=== Raw data ===

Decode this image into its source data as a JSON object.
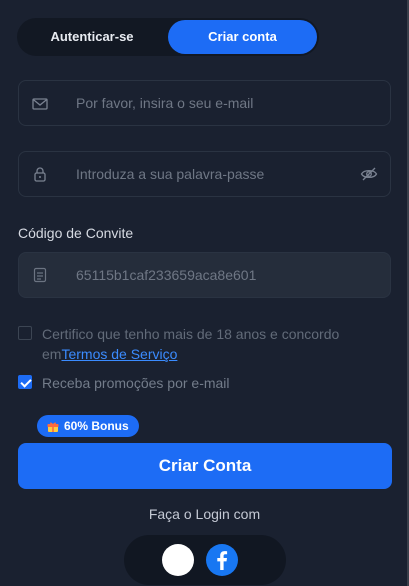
{
  "tabs": {
    "login_label": "Autenticar-se",
    "signup_label": "Criar conta"
  },
  "email": {
    "placeholder": "Por favor, insira o seu e-mail"
  },
  "password": {
    "placeholder": "Introduza a sua palavra-passe"
  },
  "invite": {
    "label": "Código de Convite",
    "value": "65115b1caf233659aca8e601"
  },
  "age_terms": {
    "text_before": "Certifico que tenho mais de 18 anos e concordo",
    "text_em": "em",
    "link": "Termos de Serviço",
    "checked": false
  },
  "promo": {
    "text": "Receba promoções por e-mail",
    "checked": true
  },
  "bonus_badge": "60% Bonus",
  "submit_label": "Criar Conta",
  "social": {
    "title": "Faça o Login com"
  },
  "colors": {
    "accent": "#1d6cf5",
    "background": "#1a2130",
    "link": "#3b8cff"
  }
}
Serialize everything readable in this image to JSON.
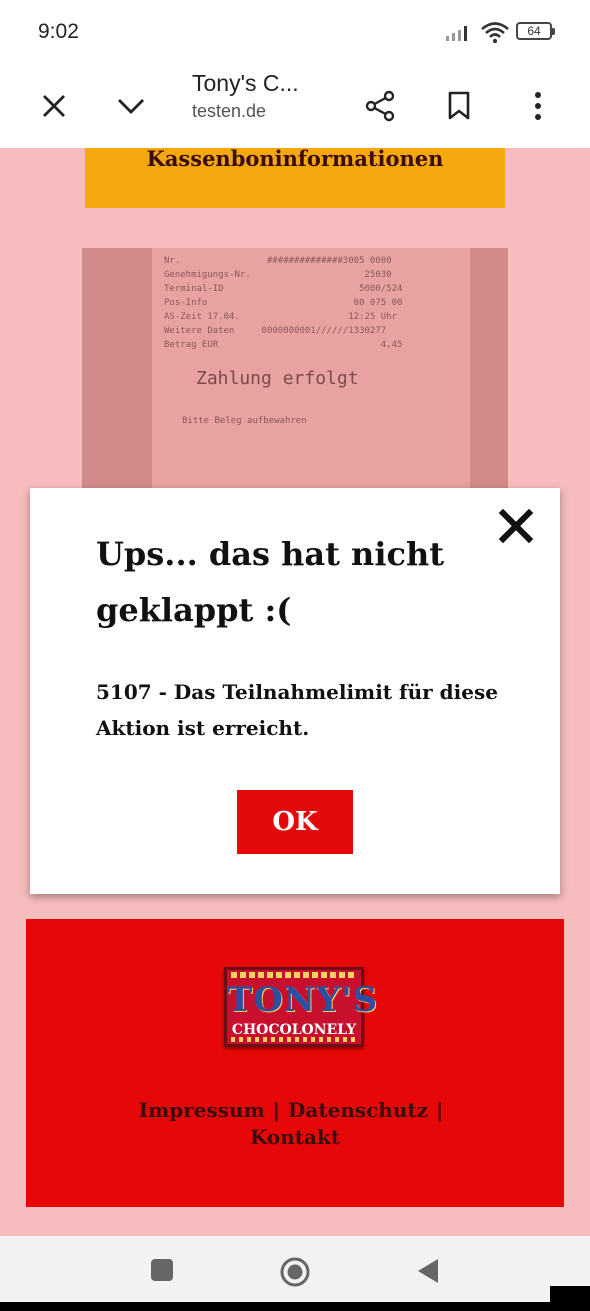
{
  "status_bar": {
    "time": "9:02",
    "battery": "64",
    "icons": [
      "signal-icon",
      "wifi-icon",
      "battery-icon"
    ]
  },
  "browser": {
    "title": "Tony's C...",
    "domain": "testen.de",
    "icons": [
      "close-icon",
      "chevron-down-icon",
      "share-icon",
      "bookmark-icon",
      "more-vert-icon"
    ]
  },
  "page": {
    "section_header": "Kassenboninformationen",
    "receipt": {
      "lines": [
        "Nr.                ##############3005 0000",
        "Genehmigungs-Nr.                     25030",
        "Terminal-ID                         5000/524",
        "Pos-Info                           00 075 00",
        "AS-Zeit 17.04.                    12:25 Uhr",
        "Weitere Daten     0000000001//////1330277",
        "Betrag EUR                              4,45"
      ],
      "status": "Zahlung erfolgt",
      "note": "Bitte Beleg aufbewahren"
    }
  },
  "modal": {
    "heading": "Ups... das hat nicht geklappt :(",
    "message": "5107 - Das Teilnahmelimit für diese Aktion ist erreicht.",
    "ok_label": "OK",
    "accent_color": "#e40a0c"
  },
  "footer": {
    "logo_name": "TONY'S",
    "logo_sub": "CHOCOLONELY",
    "links": [
      "Impressum",
      "Datenschutz",
      "Kontakt"
    ],
    "separator": "|",
    "background_color": "#e60808"
  },
  "nav": {
    "icons": [
      "recents-square-icon",
      "home-circle-icon",
      "back-triangle-icon"
    ]
  }
}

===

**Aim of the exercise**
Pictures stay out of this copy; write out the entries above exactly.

**Solution**
Decode this image into its source data as a JSON object.
{
  "tabs": {
    "login_label": "Autenticar-se",
    "signup_label": "Criar conta"
  },
  "email": {
    "placeholder": "Por favor, insira o seu e-mail"
  },
  "password": {
    "placeholder": "Introduza a sua palavra-passe"
  },
  "invite": {
    "label": "Código de Convite",
    "value": "65115b1caf233659aca8e601"
  },
  "age_terms": {
    "text_before": "Certifico que tenho mais de 18 anos e concordo",
    "text_em": "em",
    "link": "Termos de Serviço",
    "checked": false
  },
  "promo": {
    "text": "Receba promoções por e-mail",
    "checked": true
  },
  "bonus_badge": "60% Bonus",
  "submit_label": "Criar Conta",
  "social": {
    "title": "Faça o Login com"
  },
  "colors": {
    "accent": "#1d6cf5",
    "background": "#1a2130",
    "link": "#3b8cff"
  }
}
Serialize everything readable in this image to JSON.
{
  "status_bar": {
    "time": "9:02",
    "battery": "64",
    "icons": [
      "signal-icon",
      "wifi-icon",
      "battery-icon"
    ]
  },
  "browser": {
    "title": "Tony's C...",
    "domain": "testen.de",
    "icons": [
      "close-icon",
      "chevron-down-icon",
      "share-icon",
      "bookmark-icon",
      "more-vert-icon"
    ]
  },
  "page": {
    "section_header": "Kassenboninformationen",
    "receipt": {
      "lines": [
        "Nr.                ##############3005 0000",
        "Genehmigungs-Nr.                     25030",
        "Terminal-ID                         5000/524",
        "Pos-Info                           00 075 00",
        "AS-Zeit 17.04.                    12:25 Uhr",
        "Weitere Daten     0000000001//////1330277",
        "Betrag EUR                              4,45"
      ],
      "status": "Zahlung erfolgt",
      "note": "Bitte Beleg aufbewahren"
    }
  },
  "modal": {
    "heading": "Ups... das hat nicht geklappt :(",
    "message": "5107 - Das Teilnahmelimit für diese Aktion ist erreicht.",
    "ok_label": "OK",
    "accent_color": "#e40a0c"
  },
  "footer": {
    "logo_name": "TONY'S",
    "logo_sub": "CHOCOLONELY",
    "links": [
      "Impressum",
      "Datenschutz",
      "Kontakt"
    ],
    "separator": "|",
    "background_color": "#e60808"
  },
  "nav": {
    "icons": [
      "recents-square-icon",
      "home-circle-icon",
      "back-triangle-icon"
    ]
  }
}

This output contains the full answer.